* WORK INSTRUCTION *
When the word "title" shows up in a line of the records below, copy that line.

* RAW DATA *
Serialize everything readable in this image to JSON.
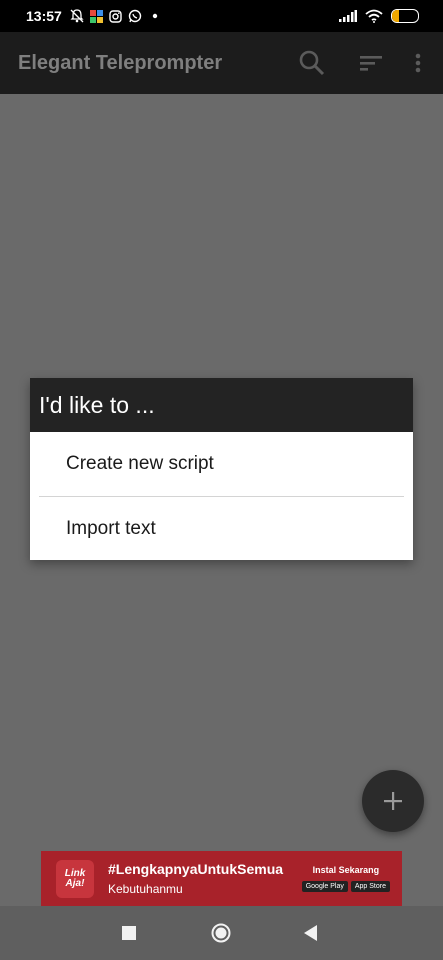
{
  "status_bar": {
    "time": "13:57",
    "battery_level": "27",
    "icons": [
      "mute-bell-icon",
      "photos-icon",
      "instagram-icon",
      "whatsapp-icon",
      "notification-dot-icon",
      "signal-icon",
      "wifi-icon",
      "battery-icon"
    ]
  },
  "app_bar": {
    "title": "Elegant Teleprompter",
    "actions": [
      "search-icon",
      "sort-icon",
      "more-vert-icon"
    ]
  },
  "dialog": {
    "title": "I'd like to ...",
    "options": [
      {
        "label": "Create new script"
      },
      {
        "label": "Import text"
      }
    ]
  },
  "fab": {
    "icon": "plus-icon"
  },
  "ad": {
    "logo_text": "Link Aja!",
    "headline": "#LengkapnyaUntukSemua",
    "subline": "Kebutuhanmu",
    "cta": "Instal Sekarang",
    "stores": [
      "Google Play",
      "App Store"
    ]
  },
  "nav_bar": {
    "buttons": [
      "recents-square-icon",
      "home-circle-icon",
      "back-triangle-icon"
    ]
  },
  "colors": {
    "scrim": "#6a6a6a",
    "app_bar": "#1c1c1c",
    "dialog_header": "#232323",
    "ad_background": "#a8222a"
  }
}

* EXPECTED OUTPUT *
    "title": "Elegant Teleprompter",
    "title": "I'd like to ...",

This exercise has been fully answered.